- Avoid having any tie-in to sales, promos, or your product. Prince was from Minnesota, so the Minnesota Twins’ image of a purple-lit stadium with the text, “Fitting that it’s raining in Minneapolis today,” is an homage to the icon without being self-gratifying.
- Don’t do any cross-promotions. Getty Images tweeted a photo of Prince with a link to purchase Prince photos available on their site, which was inappropriate.
- Avoid putting your product front-and-center of your expression of grief.
o Cheerios tweeted, “Rest in peace.” The affront was using a Cheerio over the “i’ in “in,” which made the message seem insincere.
o Maker’s Mark tweeted an image of purple wax on their bottle with the text, “We’ve done purple dips before but don’t have any in market currently. Just wanted to bring it back as tribute. Keep an eye out!”Yikes.
Don’t Back-Door Brag on How You’re Helping
Times of tragedy often bring out the best in others and can be a time for you to help by fund-raising, taking donations to those in need, or raising awareness. What you don’t want to do, though, is give yourself an over-the-top shout-out. “Just wrote a huge check to #harveyfloodrelief. How are you helping?” Instead:
- Share links for legitimate ways to donate monetary resources. This American Red Cross link through You Caring, for example, shows how to donate and how to show solidarity with #HarveyStrong.
- Post links to groups in your area that are taking donations. Further help by listing items that people need during such times. If you want to incorporate a little cause marketing, post a picture of your group donating, or pitching a helping hand. No need to elaborate. Or challenge others to help or donate. Cause marketing is fine, but going over the top with the amount you’re donating, or the time you’re giving? It’s a little tacky.
- Share information about your own fundraiser. Make sure all proceeds go toward helping the cause, whatever that is.
Be Sincere in Your Support
Lastly, when tragedy does strike comment only if it’s appropriate and if you’re able to be part of the solution and can help to raise awareness. For example, when Robin Williams and other talented celebrities lose battles with depression to suicide, if you are already active in mental health support, express your grief and then raise awareness and support for those who battle these issues on a daily basis.
Tragedies remind us of life’s bigger picture, that we are all connected and that we are at our best when we reach out and help one another. Social media is a resource for touching others and for enacting positive change. It’s not about one; it’s about all.
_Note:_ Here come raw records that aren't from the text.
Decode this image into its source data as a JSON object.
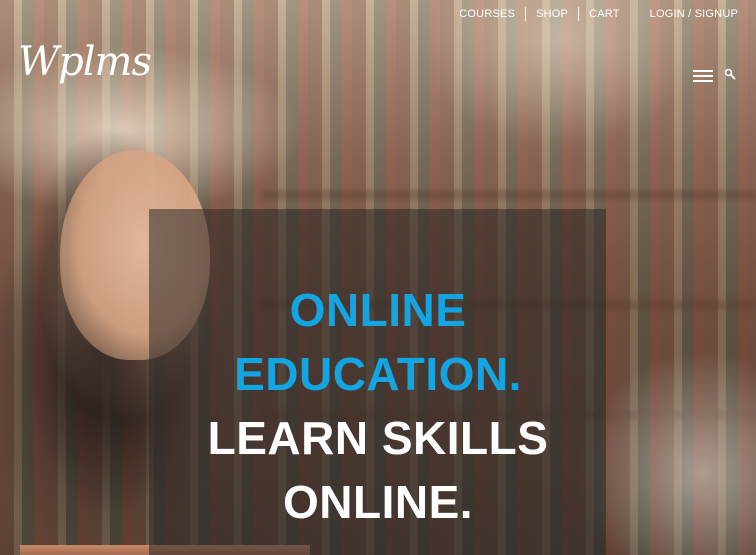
{
  "topnav": {
    "links": [
      "COURSES",
      "SHOP",
      "CART",
      "LOGIN / SIGNUP"
    ]
  },
  "logo": {
    "text": "Wplms"
  },
  "icons": {
    "menu": "hamburger-menu-icon",
    "search": "search-icon"
  },
  "hero": {
    "line1": "ONLINE",
    "line2": "EDUCATION.",
    "line3": "LEARN SKILLS",
    "line4": "ONLINE."
  },
  "colors": {
    "accent": "#12a5e2",
    "text_light": "#ffffff",
    "overlay": "#2d2826"
  }
}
Though you’re a brand, at the heart of that, you’re human. We at The Storyteller Agency genuinely believe in the power of stories to reveal our shared humanity, in helping those in need, and in helping brands sincerely be real people who meaningfully connect with audiences in times of joy and sadness. As always, tell great stories with storyteller marketing, offering your audience a genuine look into your mission and brand.